This article details information about how Taxify and Via Transportation pose a threat to Uber as showcased at TechCrunch Disrupt Berlin.
Uber has had its fair share of problems over the last few years. Most people remember the self-driving car that killed a pedestrian. But Uber also had its own hacking scandal with victims numbering in the millions.
And, in certain markets, Uber may not be viable from a numbers standpoint. In other areas, local legislation may restrict or forbid companies like Uber from functioning.
With that in mind, other entrepreneurs set out to create alternatives such as Taxify.
A Long Road With Large Dividends Paying out

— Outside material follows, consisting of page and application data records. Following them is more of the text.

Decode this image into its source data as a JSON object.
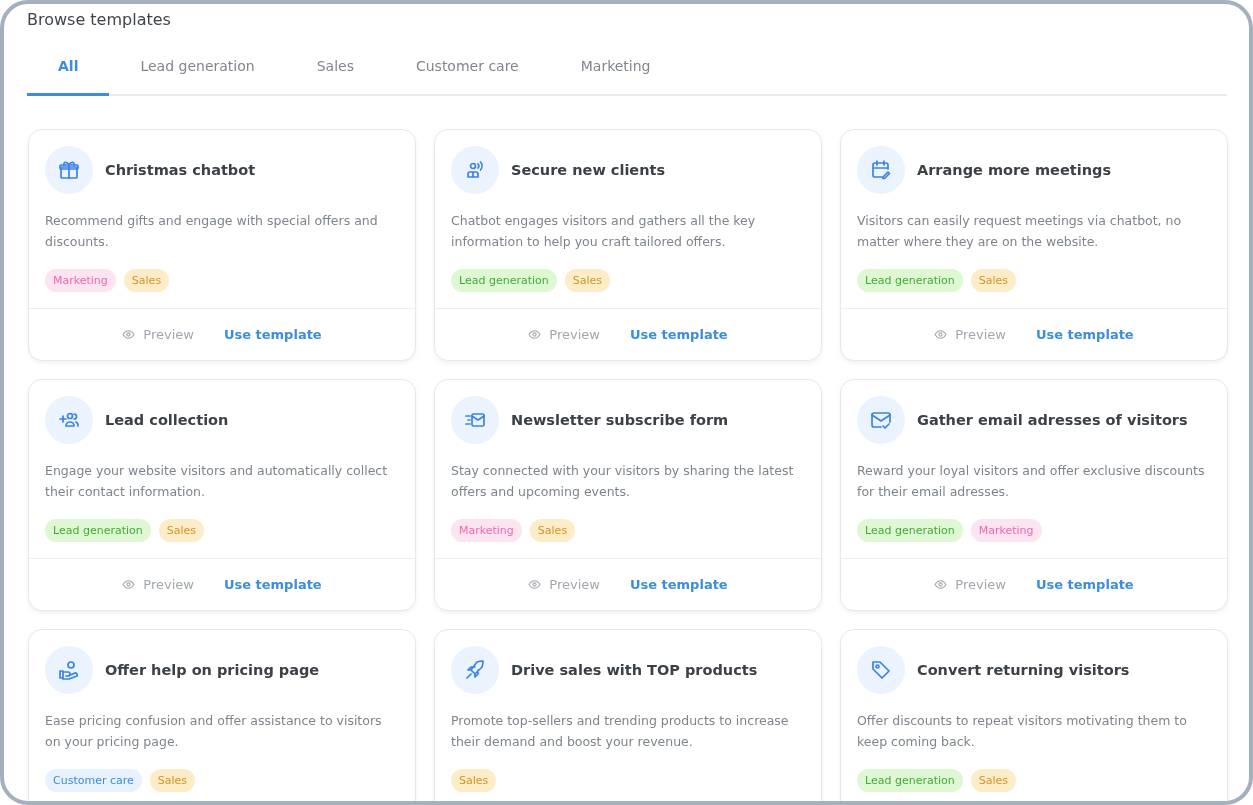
{
  "title": "Browse templates",
  "tabs": [
    {
      "label": "All",
      "selected": true
    },
    {
      "label": "Lead generation",
      "selected": false
    },
    {
      "label": "Sales",
      "selected": false
    },
    {
      "label": "Customer care",
      "selected": false
    },
    {
      "label": "Marketing",
      "selected": false
    }
  ],
  "cards": [
    {
      "title": "Christmas chatbot",
      "description": "Recommend gifts and engage with special offers and discounts.",
      "tags": [
        {
          "label": "Marketing",
          "kind": "marketing"
        },
        {
          "label": "Sales",
          "kind": "sales"
        }
      ],
      "preview": "Preview",
      "use": "Use template"
    },
    {
      "title": "Secure new clients",
      "description": "Chatbot engages visitors and gathers all the key information to help you craft tailored offers.",
      "tags": [
        {
          "label": "Lead generation",
          "kind": "lead"
        },
        {
          "label": "Sales",
          "kind": "sales"
        }
      ],
      "preview": "Preview",
      "use": "Use template"
    },
    {
      "title": "Arrange more meetings",
      "description": "Visitors can easily request meetings via chatbot, no matter where they are on the website.",
      "tags": [
        {
          "label": "Lead generation",
          "kind": "lead"
        },
        {
          "label": "Sales",
          "kind": "sales"
        }
      ],
      "preview": "Preview",
      "use": "Use template"
    },
    {
      "title": "Lead collection",
      "description": "Engage your website visitors and automatically collect their contact information.",
      "tags": [
        {
          "label": "Lead generation",
          "kind": "lead"
        },
        {
          "label": "Sales",
          "kind": "sales"
        }
      ],
      "preview": "Preview",
      "use": "Use template"
    },
    {
      "title": "Newsletter subscribe form",
      "description": "Stay connected with your visitors by sharing the latest offers and upcoming events.",
      "tags": [
        {
          "label": "Marketing",
          "kind": "marketing"
        },
        {
          "label": "Sales",
          "kind": "sales"
        }
      ],
      "preview": "Preview",
      "use": "Use template"
    },
    {
      "title": "Gather email adresses of visitors",
      "description": "Reward your loyal visitors and offer exclusive discounts for their email adresses.",
      "tags": [
        {
          "label": "Lead generation",
          "kind": "lead"
        },
        {
          "label": "Marketing",
          "kind": "marketing"
        }
      ],
      "preview": "Preview",
      "use": "Use template"
    },
    {
      "title": "Offer help on pricing page",
      "description": "Ease pricing confusion and offer assistance to visitors on your pricing page.",
      "tags": [
        {
          "label": "Customer care",
          "kind": "care"
        },
        {
          "label": "Sales",
          "kind": "sales"
        }
      ]
    },
    {
      "title": "Drive sales with TOP products",
      "description": "Promote top-sellers and trending products to increase their demand and boost your revenue.",
      "tags": [
        {
          "label": "Sales",
          "kind": "sales"
        }
      ]
    },
    {
      "title": "Convert returning visitors",
      "description": "Offer discounts to repeat visitors motivating them to keep coming back.",
      "tags": [
        {
          "label": "Lead generation",
          "kind": "lead"
        },
        {
          "label": "Sales",
          "kind": "sales"
        }
      ]
    }
  ]
}
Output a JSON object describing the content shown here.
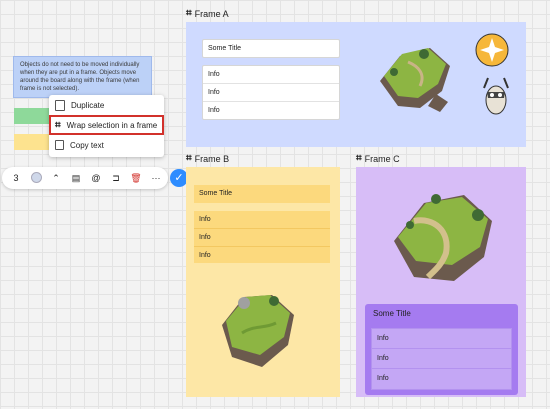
{
  "frames": {
    "a": {
      "label": "Frame A",
      "title": "Some Title",
      "rows": [
        "Info",
        "Info",
        "Info"
      ]
    },
    "b": {
      "label": "Frame B",
      "title": "Some Title",
      "rows": [
        "Info",
        "Info",
        "Info"
      ]
    },
    "c": {
      "label": "Frame C",
      "title": "Some Title",
      "rows": [
        "Info",
        "Info",
        "Info"
      ]
    }
  },
  "note": {
    "text": "Objects do not need to be moved individually when they are put in a frame. Objects move around the board along with the frame (when frame is not selected)."
  },
  "context_menu": {
    "items": [
      "Duplicate",
      "Wrap selection in a frame",
      "Copy text"
    ]
  },
  "toolbar": {
    "count": "3",
    "more": "···"
  },
  "colors": {
    "frame_a": "#cfdaff",
    "frame_b": "#fde7a6",
    "frame_c": "#d7bdf7",
    "accent": "#2d8cff",
    "highlight": "#d2312b"
  },
  "icons": [
    "frame-hash-icon",
    "duplicate-icon",
    "copy-icon",
    "chevron-up-icon",
    "document-icon",
    "at-icon",
    "crop-icon",
    "trash-icon",
    "check-icon"
  ]
}
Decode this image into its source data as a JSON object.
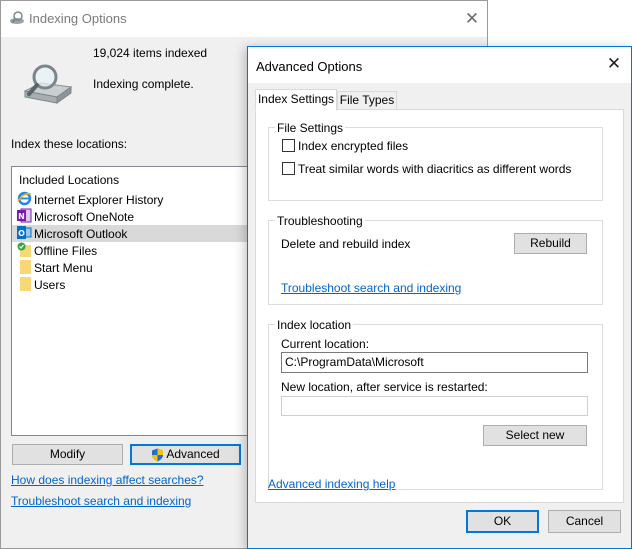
{
  "indexing_window": {
    "title": "Indexing Options",
    "close_glyph": "✕",
    "items_indexed": "19,024 items indexed",
    "status": "Indexing complete.",
    "locations_label": "Index these locations:",
    "locations_header": "Included Locations",
    "locations": [
      {
        "label": "Internet Explorer History",
        "icon": "internet-explorer-icon"
      },
      {
        "label": "Microsoft OneNote",
        "icon": "onenote-icon"
      },
      {
        "label": "Microsoft Outlook",
        "icon": "outlook-icon",
        "selected": true
      },
      {
        "label": "Offline Files",
        "icon": "offline-files-folder-icon"
      },
      {
        "label": "Start Menu",
        "icon": "folder-icon"
      },
      {
        "label": "Users",
        "icon": "folder-icon"
      }
    ],
    "modify_label": "Modify",
    "advanced_label": "Advanced",
    "how_link": "How does indexing affect searches?",
    "troubleshoot_link": "Troubleshoot search and indexing"
  },
  "advanced_dialog": {
    "title": "Advanced Options",
    "close_glyph": "✕",
    "tabs": [
      {
        "label": "Index Settings",
        "active": true
      },
      {
        "label": "File Types",
        "active": false
      }
    ],
    "file_settings": {
      "label": "File Settings",
      "encrypted_label": "Index encrypted files",
      "encrypted_checked": false,
      "diacritics_label": "Treat similar words with diacritics as different words",
      "diacritics_checked": false
    },
    "troubleshooting": {
      "label": "Troubleshooting",
      "rebuild_text": "Delete and rebuild index",
      "rebuild_button": "Rebuild",
      "troubleshoot_link": "Troubleshoot search and indexing"
    },
    "index_location": {
      "label": "Index location",
      "current_label": "Current location:",
      "current_value": "C:\\ProgramData\\Microsoft",
      "new_label": "New location, after service is restarted:",
      "new_value": "",
      "select_new_button": "Select new"
    },
    "help_link": "Advanced indexing help",
    "ok_label": "OK",
    "cancel_label": "Cancel"
  },
  "colors": {
    "accent": "#0078d7",
    "link": "#0066cc",
    "selection": "#d9d9d9"
  }
}
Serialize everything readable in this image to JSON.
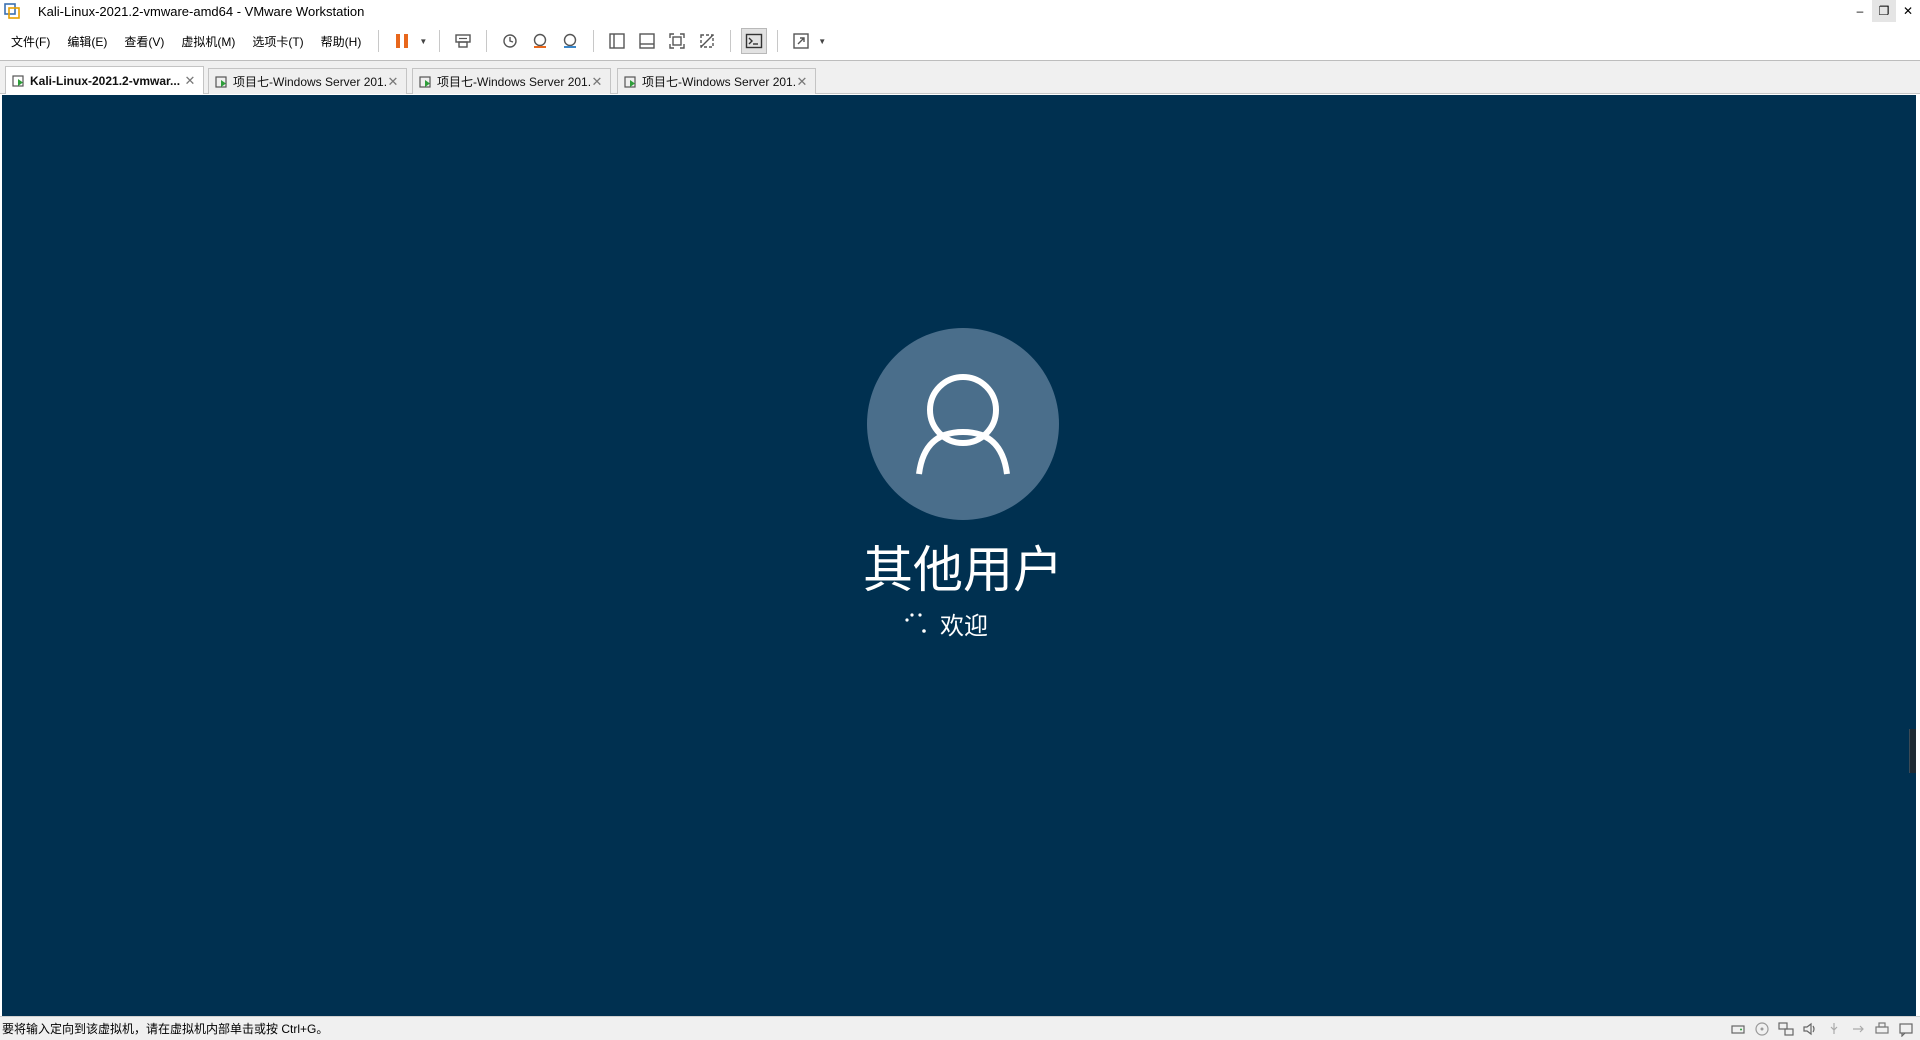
{
  "window": {
    "title": "Kali-Linux-2021.2-vmware-amd64 - VMware Workstation",
    "controls": {
      "minimize": "–",
      "restore": "❐",
      "close": "✕"
    }
  },
  "menu": {
    "items": [
      "文件(F)",
      "编辑(E)",
      "查看(V)",
      "虚拟机(M)",
      "选项卡(T)",
      "帮助(H)"
    ]
  },
  "toolbar": {
    "icons": [
      "pause-icon",
      "send-keys-icon",
      "snapshot-icon",
      "revert-snapshot-icon",
      "snapshot-manager-icon",
      "library-icon",
      "thumbnail-bar-icon",
      "full-screen-icon",
      "unity-icon",
      "console-view-icon",
      "stretch-icon"
    ],
    "accent": "#e8671c"
  },
  "tabs": [
    {
      "label": "Kali-Linux-2021.2-vmwar...",
      "active": true
    },
    {
      "label": "项目七-Windows Server 201...",
      "active": false
    },
    {
      "label": "项目七-Windows Server 201...",
      "active": false
    },
    {
      "label": "项目七-Windows Server 201...",
      "active": false
    }
  ],
  "vm": {
    "background": "#003050",
    "user_name": "其他用户",
    "welcome_text": "欢迎"
  },
  "statusbar": {
    "hint": "要将输入定向到该虚拟机，请在虚拟机内部单击或按 Ctrl+G。",
    "icons": [
      "hard-disk-icon",
      "cd-drive-icon",
      "network-icon",
      "sound-icon",
      "usb-icon",
      "printer-icon",
      "message-icon"
    ]
  }
}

Markus Villig initially started Taxify a number of years ago to little traction. Only in the past year has Villig seen impressive growth now serving millions of customers with hundreds of thousands of drivers.
It all started in 2013 when Villig founded the company, but services didn’t launch until 2017. Unfortunately, after acquiring its license to operate, Transport for London forced the company to end services until Taxify got a different license.
However, receiving an eight-figure USD bump from Didi Chuxing helped Taxify amplify its services to become the #2 travel app in South Africa, as well as #1 in both Nigeria and Kenya in 2017.
As of May 2018, they reached 10 million users and plan to expand into the dockless electric scooters market in Paris under the brand name “Bolt.”
Villig attributes the company’s rapid growth and success to “localization and being frugal” as in this blog post on Medium.
But Taxify isn’t the only app out there challenging Uber’s hold on car-hailing apps.
A Different Approach to Ride-Sharing With Via
Via has been around for a while now with the CBS video above being from 2015.
It differs from other car-hailing apps such as Uber and Taxify in the way that it structures its rides, as well as how it engages with and supports its drivers.
One central difference is that riders share rides with Via to make transportation more eco-friendly. The app also has associates on standby to help drivers or riders with anything during their rides.
The app generates specific directions to maintain time and fuel-efficient travel paths.
Riders are also asked to meet drivers at the corners of major intersections to further enhance efficiency. Wait times for rides are promised to be around five minutes and you can pay with a variety of commuter benefit services.
Via also has a corporate package to partner with businesses, as well.
Both Taxify and Via will be speaking at TechCrunch Disrupt Berlin happening in November.